bad a constant discharge of yello w.strlngy,
mucous from my nose and throat. My
throat became sore and voice husky, and
roaring and buzziDg noises in my ears,
with severe pains in my chest and sweat
ing at night. After the second treat
ment I found more benefit than I had by
three previous years doctoring in the city
and I now feel like a new man." Mr. Mc
Cullougb has lived in the city for 20
Tears and worked for the Davenport
Mills company for nine . years, and will
gladly talk with anyone eimilarly
ROBERT 8. W. M'CCLLOCGH,
1203 W. Third Street, Davenport. Iowa,
Catarrh, Diseases of the Eye, Ear,
Nose, Throat and Lungs.
The Institute, which was formerly
located at C23 Main street, has moved to
the Ryan block rooms 5 and 6, making
it more convenient for the mnny patients
who are treated daily. No cases taken
where any doubt of an em ire cure exists.
Consultations always ffe at the Institute.
Office boure in the evening for those who
csnnot conveniently attend during the
SCOTT MEDICAL INSTITUTE.
Offick Hours 9 te 11 a. m.. 2 to 4 p.
m.,7to8p. m. Rooms 5 and 6 Ryan
block, over Boston store, corner Second
and Brady street. No office hours
Sunday evening. '
0 A .V-Sova,
IF YOU SHOULD TRAVEL OCR THE
AS FAR AS YOU COULD Co
A BETTER 60AP THAN SANTA f! All
ViOl I P Mr-wi r- ! r- , y.
wuu ivrr cci iu rlIOW.
J. B. ZIMMER,
lias just received a large invoice of the latcH Imported aid Dom. r, t.., .
Suitings, which he is celling at f JS.OO and op. Uis line of ovrrrottlms c:.r : ,
west of Chicago. A very floe line of pants, which he Is ? cHir.g at a: "('.'
and make jour selection while tte itock is complete. ' '
Star Blcck, Opposite Harper IlorsK.
B. F. THOMAS & CO.,
Elm Street Meat Market-
All kinds of Fresb and Salt Meats always on han l. Cart-.
Fish and Oysters In the season.
Reynolds' Block. Moline Ave., FOOT OF ELM ST.
Telephone 1098. 231 Twentieth street.
SEIVERS & ANDERSON,
CONTRACTORS and BUILDERS.
All Kinds .ot Carpenter "Work Done.
General Jobbing done on abort aotice and saiit faction (jcsraLle-.J.
Office ami Shor T21 Twelfth Street. ROCK ISLAND
Billiard Parlor Sample Room,
No. 117 Eighteenth Street.
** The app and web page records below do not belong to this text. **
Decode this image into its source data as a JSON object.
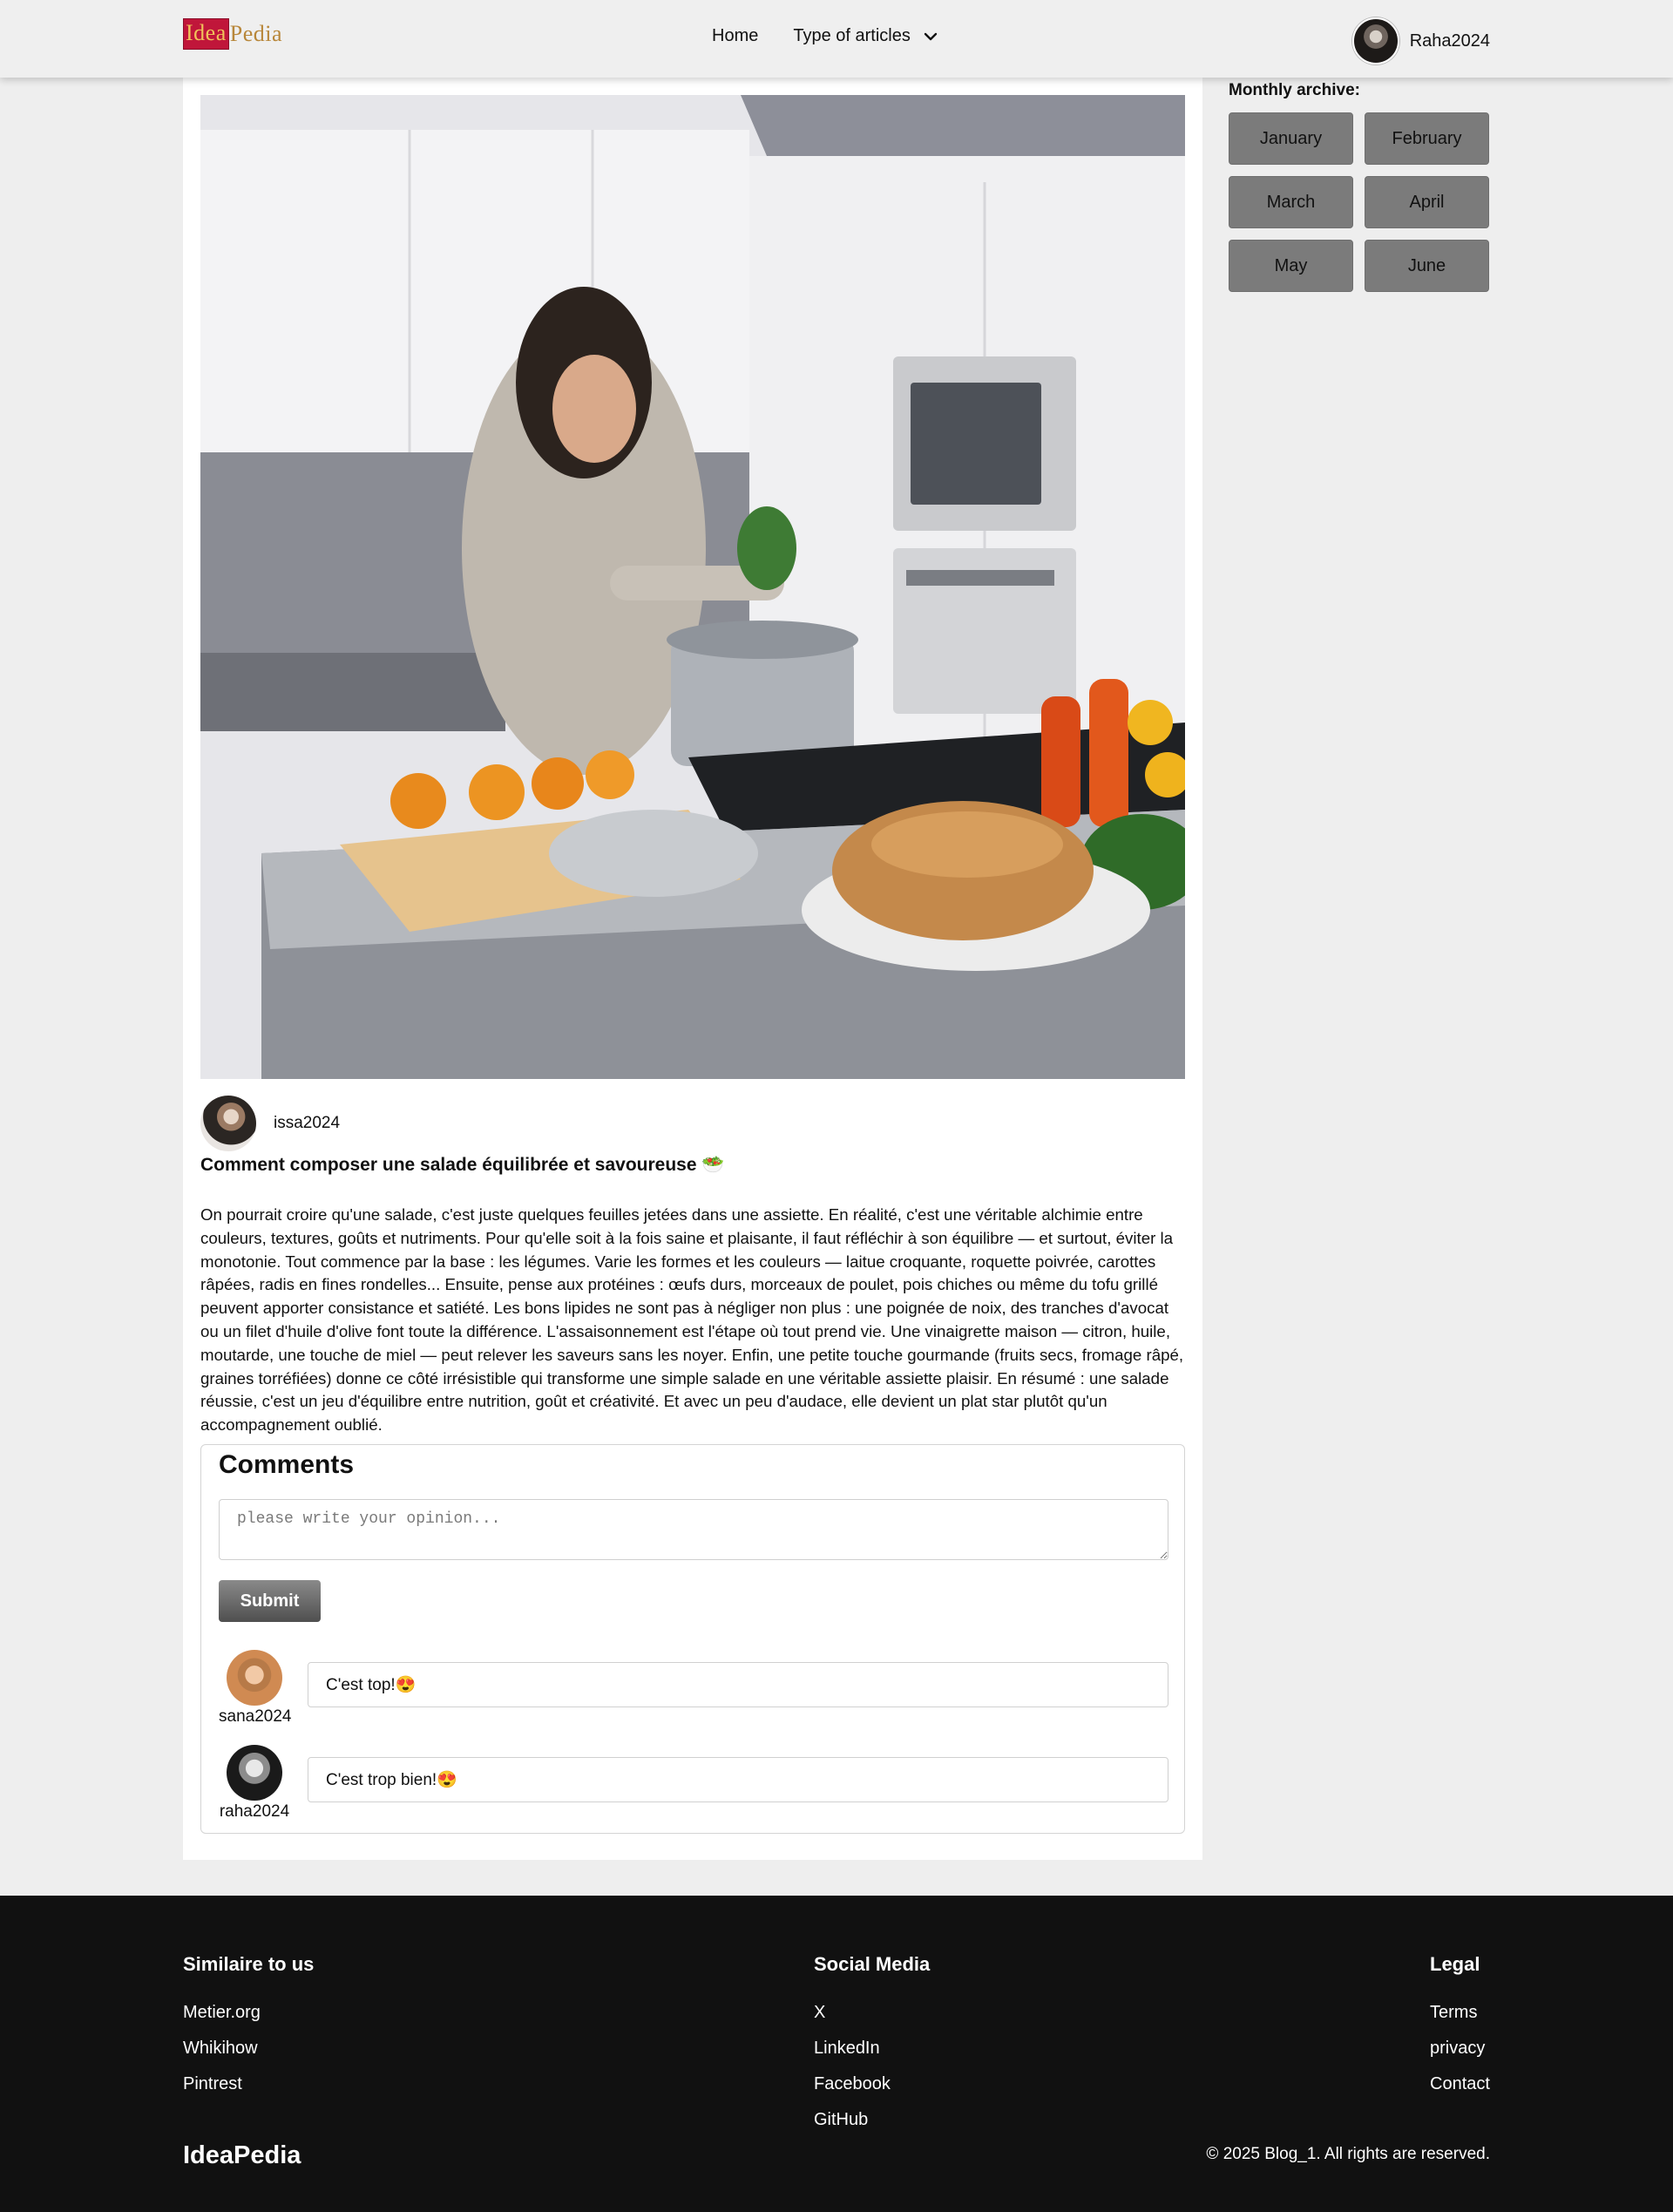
{
  "header": {
    "logo": {
      "part1": "Idea",
      "part2": "Pedia"
    },
    "nav": {
      "home": "Home",
      "types": "Type of articles"
    },
    "user": {
      "name": "Raha2024"
    }
  },
  "post": {
    "author": "issa2024",
    "title": "Comment composer une salade équilibrée et savoureuse 🥗",
    "body": "On pourrait croire qu'une salade, c'est juste quelques feuilles jetées dans une assiette. En réalité, c'est une véritable alchimie entre couleurs, textures, goûts et nutriments. Pour qu'elle soit à la fois saine et plaisante, il faut réfléchir à son équilibre — et surtout, éviter la monotonie. Tout commence par la base : les légumes. Varie les formes et les couleurs — laitue croquante, roquette poivrée, carottes râpées, radis en fines rondelles... Ensuite, pense aux protéines : œufs durs, morceaux de poulet, pois chiches ou même du tofu grillé peuvent apporter consistance et satiété. Les bons lipides ne sont pas à négliger non plus : une poignée de noix, des tranches d'avocat ou un filet d'huile d'olive font toute la différence. L'assaisonnement est l'étape où tout prend vie. Une vinaigrette maison — citron, huile, moutarde, une touche de miel — peut relever les saveurs sans les noyer. Enfin, une petite touche gourmande (fruits secs, fromage râpé, graines torréfiées) donne ce côté irrésistible qui transforme une simple salade en une véritable assiette plaisir. En résumé : une salade réussie, c'est un jeu d'équilibre entre nutrition, goût et créativité. Et avec un peu d'audace, elle devient un plat star plutôt qu'un accompagnement oublié."
  },
  "comments": {
    "heading": "Comments",
    "placeholder": "please write your opinion...",
    "submit": "Submit",
    "items": [
      {
        "user": "sana2024",
        "text": "C'est top!😍"
      },
      {
        "user": "raha2024",
        "text": "C'est trop bien!😍"
      }
    ]
  },
  "sidebar": {
    "title": "Monthly archive:",
    "months": [
      "January",
      "February",
      "March",
      "April",
      "May",
      "June"
    ]
  },
  "footer": {
    "similar": {
      "title": "Similaire to us",
      "links": [
        "Metier.org",
        "Whikihow",
        "Pintrest"
      ]
    },
    "social": {
      "title": "Social Media",
      "links": [
        "X",
        "LinkedIn",
        "Facebook",
        "GitHub"
      ]
    },
    "legal": {
      "title": "Legal",
      "links": [
        "Terms",
        "privacy",
        "Contact"
      ]
    },
    "brand": "IdeaPedia",
    "copyright": "© 2025 Blog_1. All rights are reserved."
  },
  "colors": {
    "page_bg": "#eeeeee",
    "footer_bg": "#111111",
    "archive_button": "#7b7b7b",
    "submit_button": "#5e5e5e",
    "logo_red": "#c0163a",
    "logo_gold": "#b8873a"
  }
}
JAMES T. O'CONNOR, Proprietors. ) WM, H. CATT0X-
You can save money by trading at the Olu Reliable
5 AND lO CENT STORE.
Crockery, Cutlery, Tinware, Classwpte and TVooden-
SLBS. C. MITSCH'S. 1314 Third Ave.
J. 1YL CHRISTY,
lEHDFACTOBEB Of B'M JB
Ak ToTir Orocor for TN-ra
The Chrirty "Oir-iT at ' 1 x'r'1
1803 Second -HcciiC
.ss swans.s.a.m tn tftlll-A fill illTVUlM it
trm innrsntre to cure sit nrv
Dinot Hritn IMWiT. in-n-mriir. " ' , , ........ ;T ;
sloii. NiTTOUine. ljtwiluile.slliiniir" a " " , ,.r
Oreans in either sex cant-! .y..v.Ti-y " . . , ,,, ;.
l use of tnhacco. opium r suniuism- , ,-. - ;-
tion and Insanity. 1'ot up ciivcnienl t- j.r. ...
'aifbTnisi:Kf.rT. With verjr s. f i ....
For sale in Rock island by Hartz & Babnsen. 31 Ave - - -u
For aale in Rock island by Hartz & Banngen. on a. - -
C. J. W. SOHEEINEE, ,
Contractor and Bdc
1121 andll2S Fourth arenne. Residence 111" Fonrt ' tbi
V salssfi sTCllt f Will-"
Ptani and specifications tarnished on all claaaet of "f'.'vV dJ,irab!e. ,
SUdlnf BUnds, aomething aew, stjlisfl ana u rqCk ISI A-IJ-
Hedrick, la., bory painfully bruised. A